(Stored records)
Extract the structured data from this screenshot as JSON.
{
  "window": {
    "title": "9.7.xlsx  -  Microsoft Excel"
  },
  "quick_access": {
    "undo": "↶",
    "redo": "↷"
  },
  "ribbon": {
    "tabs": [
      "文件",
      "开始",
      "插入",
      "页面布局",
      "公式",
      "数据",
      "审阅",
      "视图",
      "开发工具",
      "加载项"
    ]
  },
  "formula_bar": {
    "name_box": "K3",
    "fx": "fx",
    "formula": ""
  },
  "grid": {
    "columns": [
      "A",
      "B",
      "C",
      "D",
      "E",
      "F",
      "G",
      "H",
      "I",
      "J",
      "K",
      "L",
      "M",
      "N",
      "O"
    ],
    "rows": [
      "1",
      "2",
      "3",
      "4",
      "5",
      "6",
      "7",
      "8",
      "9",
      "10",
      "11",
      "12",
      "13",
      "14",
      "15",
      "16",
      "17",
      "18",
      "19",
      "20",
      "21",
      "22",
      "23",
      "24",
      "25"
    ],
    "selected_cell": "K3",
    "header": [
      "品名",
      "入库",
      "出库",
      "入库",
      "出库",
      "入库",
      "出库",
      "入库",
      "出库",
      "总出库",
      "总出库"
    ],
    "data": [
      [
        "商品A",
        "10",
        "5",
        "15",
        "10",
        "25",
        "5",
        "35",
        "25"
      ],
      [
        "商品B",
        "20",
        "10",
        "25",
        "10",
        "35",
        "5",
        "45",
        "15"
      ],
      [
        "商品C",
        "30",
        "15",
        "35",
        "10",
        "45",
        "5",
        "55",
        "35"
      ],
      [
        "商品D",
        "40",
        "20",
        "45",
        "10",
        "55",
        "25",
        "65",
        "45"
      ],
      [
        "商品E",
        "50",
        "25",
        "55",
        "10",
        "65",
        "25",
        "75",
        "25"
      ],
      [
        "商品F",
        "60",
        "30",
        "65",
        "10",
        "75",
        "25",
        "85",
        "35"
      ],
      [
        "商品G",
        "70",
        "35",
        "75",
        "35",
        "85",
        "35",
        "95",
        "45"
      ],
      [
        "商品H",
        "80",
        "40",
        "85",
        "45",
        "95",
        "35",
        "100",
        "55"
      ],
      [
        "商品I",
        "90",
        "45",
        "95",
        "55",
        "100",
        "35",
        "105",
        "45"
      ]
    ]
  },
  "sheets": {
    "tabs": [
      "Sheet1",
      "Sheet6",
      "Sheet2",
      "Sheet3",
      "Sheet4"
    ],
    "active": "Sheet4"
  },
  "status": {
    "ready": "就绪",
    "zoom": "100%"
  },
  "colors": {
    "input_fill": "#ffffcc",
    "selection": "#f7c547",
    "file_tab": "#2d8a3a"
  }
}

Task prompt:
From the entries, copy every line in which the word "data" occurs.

Result below:
Extract the structured data from this screenshot as JSON.
    "data": [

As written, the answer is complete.